It is not clear whether more restaurants might migrate to a hospitality-included system if higher wages are forced onto business owners. Hospitality-included became a buzz word when restaurant owner Danny Meyer decided to end tipping at some of his restaurants in favor of a higher prices. Other restaurants – and this is common outside of the United States – have experimented with adding a fixed rate for service to each guest’s check. You can read more about Meyer’s experiment here.

When we talked with readers about our plans for this podcast, one got in touch with a link to this Mother Jones article on the history of tipping in the United States. Did you know there was once a ban on tipping? In the early part of the last century, tipping was frowned upon because it enabled restaurant owners “to save money by hiring newly freed slaves to work for tips alone.” The article also has more details on the history of the $2.13 “tipped minimum wage.” New Jersey is one of 18 states with that system – other states use either a higher tipped minimum wage, or guarantee the full state minimum wage.

And for more on Atlantic City-area wages, check out this table of average hourly dollar rates based on 2016 Bureau of Labor Statistics numbers:
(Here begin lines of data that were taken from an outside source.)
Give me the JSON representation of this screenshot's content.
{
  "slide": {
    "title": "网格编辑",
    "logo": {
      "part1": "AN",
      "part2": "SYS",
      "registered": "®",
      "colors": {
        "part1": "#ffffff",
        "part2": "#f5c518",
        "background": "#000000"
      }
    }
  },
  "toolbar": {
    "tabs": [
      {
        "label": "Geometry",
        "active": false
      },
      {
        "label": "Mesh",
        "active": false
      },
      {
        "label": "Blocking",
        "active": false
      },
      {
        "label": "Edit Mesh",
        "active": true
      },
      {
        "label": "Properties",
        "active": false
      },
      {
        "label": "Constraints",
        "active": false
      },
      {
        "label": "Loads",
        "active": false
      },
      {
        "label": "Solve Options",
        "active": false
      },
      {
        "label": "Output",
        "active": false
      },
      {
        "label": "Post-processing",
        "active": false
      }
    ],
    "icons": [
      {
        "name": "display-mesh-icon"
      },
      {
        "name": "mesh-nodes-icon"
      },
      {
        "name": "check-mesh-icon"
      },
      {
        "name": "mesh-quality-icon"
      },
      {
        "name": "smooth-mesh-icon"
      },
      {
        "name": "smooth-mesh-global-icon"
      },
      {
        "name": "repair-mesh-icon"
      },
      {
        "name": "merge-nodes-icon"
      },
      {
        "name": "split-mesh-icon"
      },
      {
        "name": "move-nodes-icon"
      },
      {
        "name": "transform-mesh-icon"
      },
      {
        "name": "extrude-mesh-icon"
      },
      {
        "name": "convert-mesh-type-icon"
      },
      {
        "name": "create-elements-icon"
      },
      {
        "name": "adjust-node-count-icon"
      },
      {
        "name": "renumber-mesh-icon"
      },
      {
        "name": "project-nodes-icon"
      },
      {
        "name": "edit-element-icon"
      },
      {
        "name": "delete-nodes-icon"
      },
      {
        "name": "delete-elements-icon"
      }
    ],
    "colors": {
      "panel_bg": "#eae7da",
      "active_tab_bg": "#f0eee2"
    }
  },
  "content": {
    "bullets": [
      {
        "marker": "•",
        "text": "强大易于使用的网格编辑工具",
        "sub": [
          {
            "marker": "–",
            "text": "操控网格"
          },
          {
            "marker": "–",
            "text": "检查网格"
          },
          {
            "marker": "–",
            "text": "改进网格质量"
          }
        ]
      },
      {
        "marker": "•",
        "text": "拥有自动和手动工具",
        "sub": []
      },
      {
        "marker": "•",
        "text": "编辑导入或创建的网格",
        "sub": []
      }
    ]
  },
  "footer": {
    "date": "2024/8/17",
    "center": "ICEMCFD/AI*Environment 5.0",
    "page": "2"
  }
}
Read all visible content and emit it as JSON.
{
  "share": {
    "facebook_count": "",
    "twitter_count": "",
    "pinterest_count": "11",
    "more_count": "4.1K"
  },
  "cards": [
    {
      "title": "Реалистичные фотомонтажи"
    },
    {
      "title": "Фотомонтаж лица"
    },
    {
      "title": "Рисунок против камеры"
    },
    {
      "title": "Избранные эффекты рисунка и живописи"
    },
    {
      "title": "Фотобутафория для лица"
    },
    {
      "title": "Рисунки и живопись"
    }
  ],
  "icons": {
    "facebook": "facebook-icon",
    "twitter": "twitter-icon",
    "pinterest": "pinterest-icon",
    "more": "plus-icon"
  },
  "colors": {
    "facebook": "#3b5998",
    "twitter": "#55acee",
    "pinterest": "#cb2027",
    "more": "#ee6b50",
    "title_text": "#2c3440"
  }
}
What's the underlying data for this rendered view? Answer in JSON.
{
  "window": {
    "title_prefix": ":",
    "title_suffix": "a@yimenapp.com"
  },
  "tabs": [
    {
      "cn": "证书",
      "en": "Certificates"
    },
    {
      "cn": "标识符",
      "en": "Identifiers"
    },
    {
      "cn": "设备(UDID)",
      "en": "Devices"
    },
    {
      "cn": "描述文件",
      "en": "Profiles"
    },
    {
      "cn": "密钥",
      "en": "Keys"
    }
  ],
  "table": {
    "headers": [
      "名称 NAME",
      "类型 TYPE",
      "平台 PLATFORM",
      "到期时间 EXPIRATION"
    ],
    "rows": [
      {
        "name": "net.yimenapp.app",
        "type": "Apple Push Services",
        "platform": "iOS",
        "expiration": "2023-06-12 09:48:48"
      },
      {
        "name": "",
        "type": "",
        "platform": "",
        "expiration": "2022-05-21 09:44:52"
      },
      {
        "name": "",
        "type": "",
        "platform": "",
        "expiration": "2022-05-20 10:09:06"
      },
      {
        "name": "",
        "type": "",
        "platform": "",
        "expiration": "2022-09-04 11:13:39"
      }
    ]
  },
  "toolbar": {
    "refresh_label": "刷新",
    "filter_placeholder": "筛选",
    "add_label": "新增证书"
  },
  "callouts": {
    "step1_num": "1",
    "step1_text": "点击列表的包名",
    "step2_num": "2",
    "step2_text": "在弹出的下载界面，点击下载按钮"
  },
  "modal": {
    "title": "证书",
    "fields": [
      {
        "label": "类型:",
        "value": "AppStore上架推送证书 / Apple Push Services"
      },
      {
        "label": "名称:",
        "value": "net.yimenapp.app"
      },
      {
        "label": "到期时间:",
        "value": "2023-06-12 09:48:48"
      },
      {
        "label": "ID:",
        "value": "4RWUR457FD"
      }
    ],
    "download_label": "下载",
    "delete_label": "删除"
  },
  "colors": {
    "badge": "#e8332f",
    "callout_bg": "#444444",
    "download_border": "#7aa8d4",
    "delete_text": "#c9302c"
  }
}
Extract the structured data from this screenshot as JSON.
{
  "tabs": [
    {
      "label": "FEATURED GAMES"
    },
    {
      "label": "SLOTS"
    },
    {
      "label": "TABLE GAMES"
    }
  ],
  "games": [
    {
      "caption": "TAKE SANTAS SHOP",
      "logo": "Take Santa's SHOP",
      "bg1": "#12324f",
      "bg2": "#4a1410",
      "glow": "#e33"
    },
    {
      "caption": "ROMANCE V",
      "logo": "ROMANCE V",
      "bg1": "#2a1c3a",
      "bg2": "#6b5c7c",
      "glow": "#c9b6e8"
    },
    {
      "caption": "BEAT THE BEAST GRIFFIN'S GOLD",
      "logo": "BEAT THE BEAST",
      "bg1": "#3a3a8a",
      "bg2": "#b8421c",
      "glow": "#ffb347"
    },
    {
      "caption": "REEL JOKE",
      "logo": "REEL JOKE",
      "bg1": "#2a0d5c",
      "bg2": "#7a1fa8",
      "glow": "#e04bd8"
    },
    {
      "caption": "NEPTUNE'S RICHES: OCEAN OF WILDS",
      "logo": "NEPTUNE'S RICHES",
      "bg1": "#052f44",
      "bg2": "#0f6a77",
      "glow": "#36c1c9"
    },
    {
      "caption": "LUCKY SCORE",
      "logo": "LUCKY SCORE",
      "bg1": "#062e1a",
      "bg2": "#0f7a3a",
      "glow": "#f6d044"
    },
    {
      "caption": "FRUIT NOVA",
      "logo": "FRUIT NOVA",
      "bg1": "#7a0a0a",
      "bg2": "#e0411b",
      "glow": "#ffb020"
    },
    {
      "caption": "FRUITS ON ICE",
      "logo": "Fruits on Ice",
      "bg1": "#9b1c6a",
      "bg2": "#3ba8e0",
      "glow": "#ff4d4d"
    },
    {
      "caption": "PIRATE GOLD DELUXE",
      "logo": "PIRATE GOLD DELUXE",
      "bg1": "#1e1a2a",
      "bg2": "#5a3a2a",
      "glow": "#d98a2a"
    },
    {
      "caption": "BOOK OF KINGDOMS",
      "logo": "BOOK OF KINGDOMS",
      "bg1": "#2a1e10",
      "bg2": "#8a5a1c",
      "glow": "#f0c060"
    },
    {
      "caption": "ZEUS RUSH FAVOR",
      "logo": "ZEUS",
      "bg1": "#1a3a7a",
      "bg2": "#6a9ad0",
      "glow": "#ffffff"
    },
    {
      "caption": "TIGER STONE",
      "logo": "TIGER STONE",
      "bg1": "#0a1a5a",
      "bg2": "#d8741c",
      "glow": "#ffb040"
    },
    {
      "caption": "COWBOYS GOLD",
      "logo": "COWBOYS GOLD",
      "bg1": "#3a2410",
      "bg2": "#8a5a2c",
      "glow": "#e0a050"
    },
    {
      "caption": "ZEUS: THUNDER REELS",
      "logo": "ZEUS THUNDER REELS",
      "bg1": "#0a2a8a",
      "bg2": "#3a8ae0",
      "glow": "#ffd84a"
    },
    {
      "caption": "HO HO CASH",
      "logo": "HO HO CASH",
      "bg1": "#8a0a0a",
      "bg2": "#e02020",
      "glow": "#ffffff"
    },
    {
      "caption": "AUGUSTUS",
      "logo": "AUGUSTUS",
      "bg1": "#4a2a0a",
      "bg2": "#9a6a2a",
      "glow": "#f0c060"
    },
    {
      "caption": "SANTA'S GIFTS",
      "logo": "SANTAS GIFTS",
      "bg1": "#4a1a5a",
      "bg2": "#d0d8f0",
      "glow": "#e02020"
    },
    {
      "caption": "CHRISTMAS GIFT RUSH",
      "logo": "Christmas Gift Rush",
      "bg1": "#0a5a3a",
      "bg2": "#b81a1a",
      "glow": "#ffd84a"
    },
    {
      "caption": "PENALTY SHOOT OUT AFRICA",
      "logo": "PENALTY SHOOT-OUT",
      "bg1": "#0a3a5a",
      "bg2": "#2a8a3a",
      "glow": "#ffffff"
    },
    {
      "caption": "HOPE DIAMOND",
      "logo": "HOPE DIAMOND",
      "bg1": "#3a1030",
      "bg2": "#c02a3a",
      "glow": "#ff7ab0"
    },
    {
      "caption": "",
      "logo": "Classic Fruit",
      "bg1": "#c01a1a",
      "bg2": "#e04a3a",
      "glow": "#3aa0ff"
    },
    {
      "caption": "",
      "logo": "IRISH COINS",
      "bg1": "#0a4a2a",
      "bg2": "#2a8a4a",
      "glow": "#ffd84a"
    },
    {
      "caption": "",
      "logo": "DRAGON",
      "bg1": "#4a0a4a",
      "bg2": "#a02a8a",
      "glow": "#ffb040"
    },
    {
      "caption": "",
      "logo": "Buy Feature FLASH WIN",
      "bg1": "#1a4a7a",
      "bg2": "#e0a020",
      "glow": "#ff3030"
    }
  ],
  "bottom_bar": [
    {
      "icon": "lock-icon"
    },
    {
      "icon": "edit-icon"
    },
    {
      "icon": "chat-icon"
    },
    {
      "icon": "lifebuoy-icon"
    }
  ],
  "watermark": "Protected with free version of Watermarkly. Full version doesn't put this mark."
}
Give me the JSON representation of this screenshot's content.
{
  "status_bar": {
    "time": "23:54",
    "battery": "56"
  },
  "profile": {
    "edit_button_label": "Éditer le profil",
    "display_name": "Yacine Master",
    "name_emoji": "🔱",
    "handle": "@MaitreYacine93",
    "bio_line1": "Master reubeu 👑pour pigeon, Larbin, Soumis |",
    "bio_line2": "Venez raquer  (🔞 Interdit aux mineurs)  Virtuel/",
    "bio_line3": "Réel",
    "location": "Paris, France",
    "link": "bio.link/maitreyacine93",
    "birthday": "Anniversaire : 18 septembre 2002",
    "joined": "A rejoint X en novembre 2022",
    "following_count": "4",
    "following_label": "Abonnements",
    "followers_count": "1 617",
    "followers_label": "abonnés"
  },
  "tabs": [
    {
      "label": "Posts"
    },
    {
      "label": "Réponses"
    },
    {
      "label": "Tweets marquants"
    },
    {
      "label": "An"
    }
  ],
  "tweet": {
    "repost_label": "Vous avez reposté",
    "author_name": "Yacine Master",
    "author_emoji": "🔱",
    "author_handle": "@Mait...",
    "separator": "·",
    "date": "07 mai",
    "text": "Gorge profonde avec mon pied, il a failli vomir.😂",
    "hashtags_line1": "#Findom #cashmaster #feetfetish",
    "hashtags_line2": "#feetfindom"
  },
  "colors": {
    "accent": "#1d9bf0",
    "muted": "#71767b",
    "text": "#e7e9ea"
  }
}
OccupationAtlantic City area hourly average wageUnited States hourly average wage
Total, all occupations$22.50$23.86
Registered nurses$36.91$34.70
Accountants and auditors$36.39$36.89
Gaming supervisors$29.29$24.43
Construction laborers$25.47$18.22
Cooks, restaurant$15.44$12.23
Security guards$14.53$14.29
Receptionists and information clerks$14.17$14.00
Retail salespersons$11.97$13.07
Maids and housekeeping cleaners$11.86$11.46
Cooks, fast food$10.16$9.89